Daniel Pearl: beheaded in 2002.

Daniel Pearl: beheaded in 2002.

Daniel Pearl: beheaded in 2002.

Why does the Islamic State engage in beheadings and crucifixions? Beheading is invoked in the Koran, but only the most extreme Islamic militants carry it out now.

We might identify three parts to this.

1. Psychological warfare is a key part of the Islamic State's military strategy

Even where outnumbered, as they were in Mosul in June, the Isil's fighters have used their reputation for terror to dissuade Iraqi forces from ever seeking battle. Which poorly paid soldier wishes to risk decapitation, impalement, or amputation for the sake of a distant, crumbling government? .

2. Brutality is a form of deterrence

Isil understands that Western governments are, to some extent, dissuaded by the prospect of a British or American soldier meeting a similar fate. It would mean not just political ruin, but also an unimaginable propaganda boost for the jihadist cause.

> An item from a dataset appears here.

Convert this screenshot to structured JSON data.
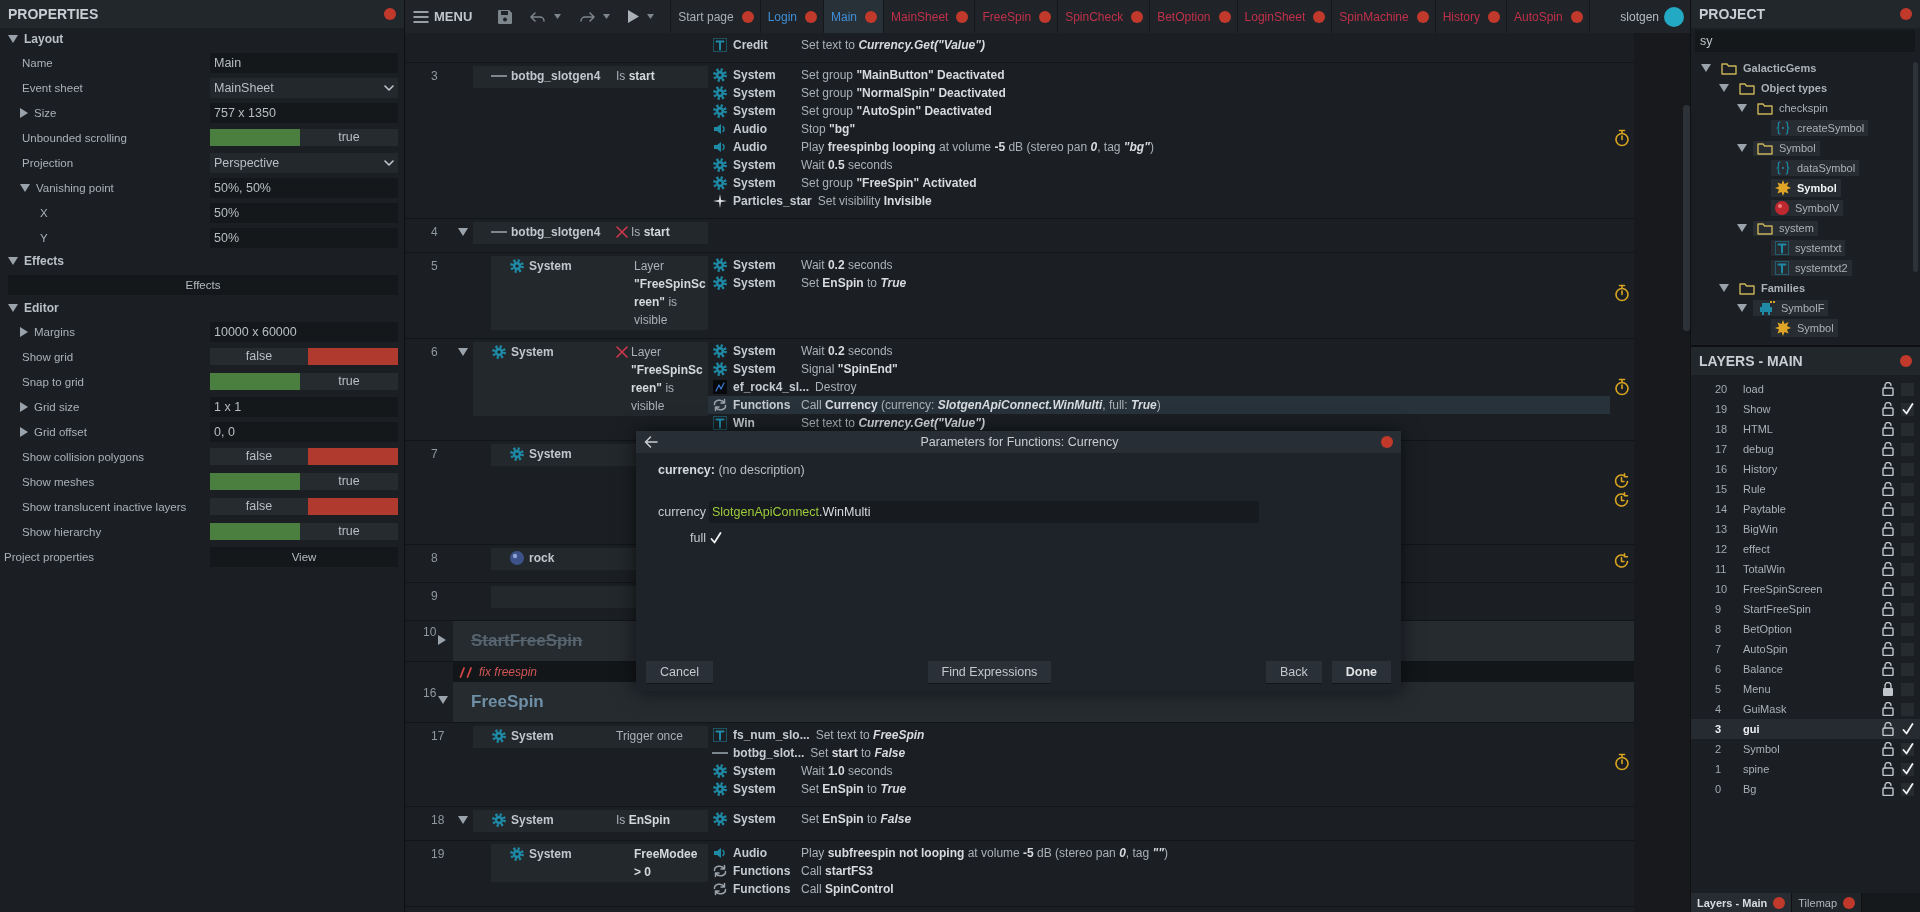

3. Propaganda by the deed

Terrorism is a form of propaganda by the deed. And the more chilling the deed, the more effective the propaganda. The graphic nature of beheading, the focus on the individual, and the act of bodily desecration involved all render this far more chilling than the explosion of a bomb, even where the latter's death toll is greater. The killing of Lee Rigby was uniquely horrific because of the mechanical quality of the murder.

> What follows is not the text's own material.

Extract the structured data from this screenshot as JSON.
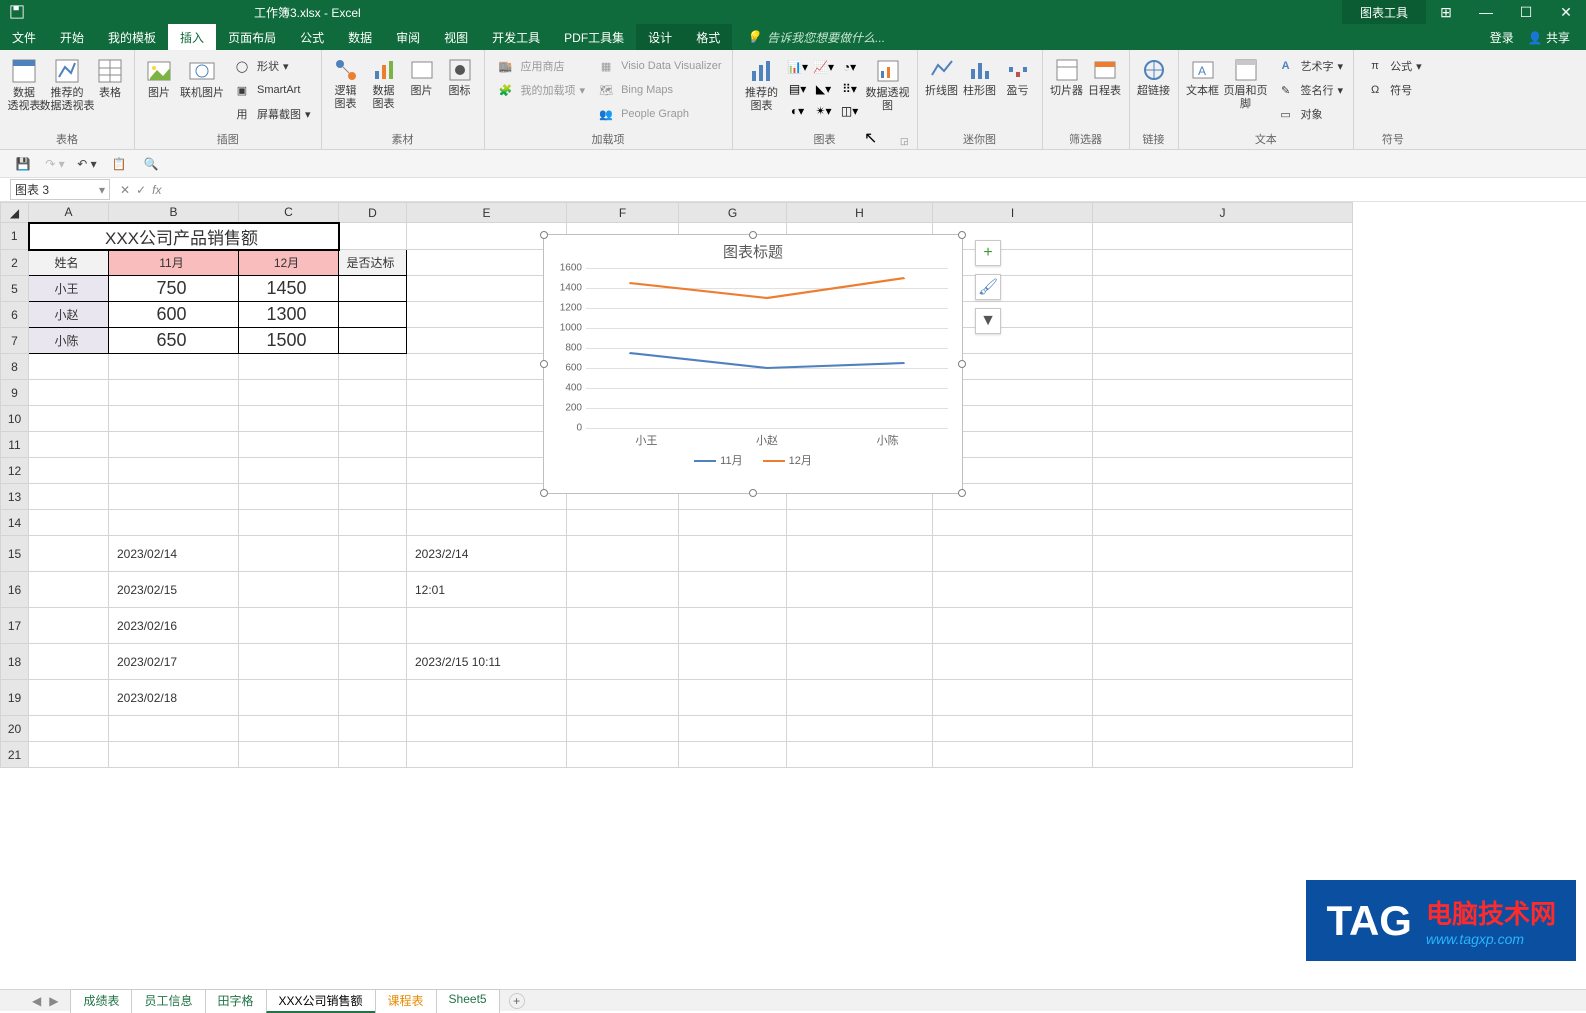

There's little new in this approach, particularly the massacre of captives and the method of beheading for the purposes of terrorisation. The American journalist Daniel Pearl was beheaded in Pakistan in 2002, the American businessman Nick Berg in Iraq in 2004, and several others thereafter.

But does it all work?

There are two ways brutality can backfire. The first is that it can induce your enemies to fight even harder, because surrendering is such an awful option.

The second problem is that the Islamic State is in the state-building game. It is out to conquer, not merely to annihilate.

But it was precisely such excessive and indiscriminate violence that proved the downfall of the Islamic State's precursor, al-Qaeda in Iraq.

Although the Islamic State initially sought to restrain itself in the places it seized over the first half of this year, its record has been patchy. Iraqis may be accustomed to being ruled by terror, but it doesn't mean they like it. (© Daily Telegraph, London)

Irish Independent